The signing of the second “peace accord” since December 11 ahead of the presidential polls, took place in the capital Abuja. Incumbent President Muhammadu Buhari who is running for a second term of office on the platform of All Progressives Congress (APC) and the candidate of the main opposition People’s Democratic Party (PDP), Atiku Abubakar, were among presidential candidates present at the peace parley in Abuja. By signing the document, the candidates and their political parties are expected to avoid hate speeches, fake news or any act capable of causing socio-political unrest in the country.
Some of the previous elections in the country were hit by post-election violence in which scores were reportedly killed. The presidential candidates also agreed to accept the election results declared by the Independent National Electoral Commission (INEC), Nigeria’s electoral body. Speaking at the signing ceremony, Buhari expressed satisfaction over the way the ongoing political campaigns were being conducted by candidates across the country.
“We have assembled here to mark the final phase of our campaigns and we are now at the doorstep of our elections. “The campaigns so far have gone well… Now campaigns are over and our next assignment is for us all, citizens and contestants alike, to go out and exercise our civic duties,” the president said, calling on the youths in particular to shun acts capable of causing social unrest during or after the elections. Buhari further urged all the presidential candidates to accept the final outcome of the elections.
The main opposition candidate Atiku described the signing of the peace pact as an event demonstrating the importance of the upcoming elections. He called on INEC and security agencies saddled with the responsibility of ensuring peaceful conduct of the elections to be fair arbiters in the exercise. “Once again, despite concerns expressed by my party leaders concerning likely electoral malpractices and the intimidation of voters and observers, I trust that our electoral officials and security services will do their duty in accordance with their oath and obligations,” Atiku said.
Also present at the event, the secretary-general of the Commonwealth, Patricia Scotland, charged all stakeholders to join hands in promoting peace before, during and after the Nigeria general elections. A United Nations representative at the event also called on politicians to shun violence during the polls.

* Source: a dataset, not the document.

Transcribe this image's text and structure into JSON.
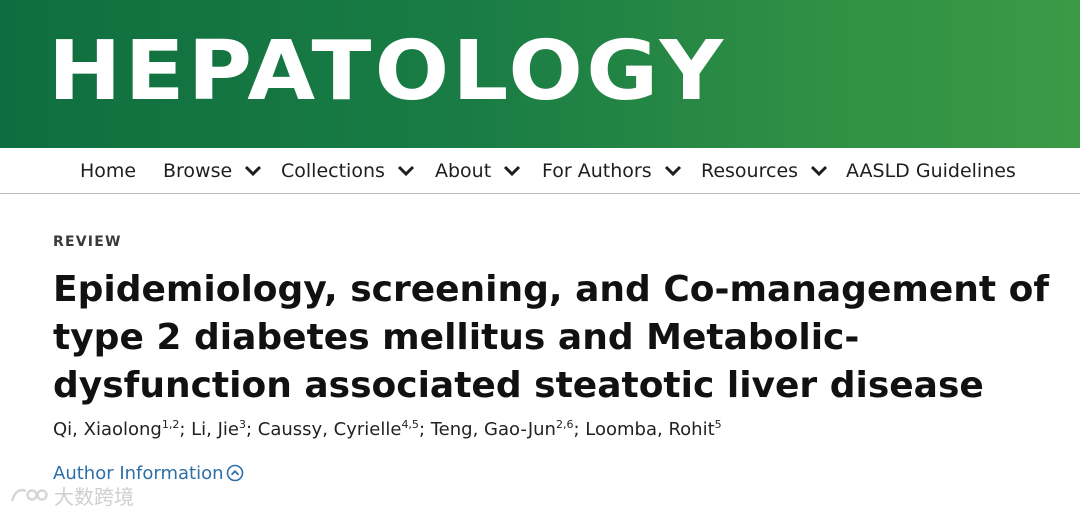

Mohammed Ibn Chambas, representing the UN secretary-general António Guterres, said the forthcoming elections will provide Nigeria the opportunity to reaffirm its regional and global position in the world. Ketil Karlsen, head of the delegation of the European Union to Nigeria, said candidates must respect the outcome of the election to guarantee peaceful co-existence among diverse socio-political groups in the country. On its own part, INEC said all logistic requirements for the election have been met, and that all its personnel was set to ensure free and fair elections in line with international best practices.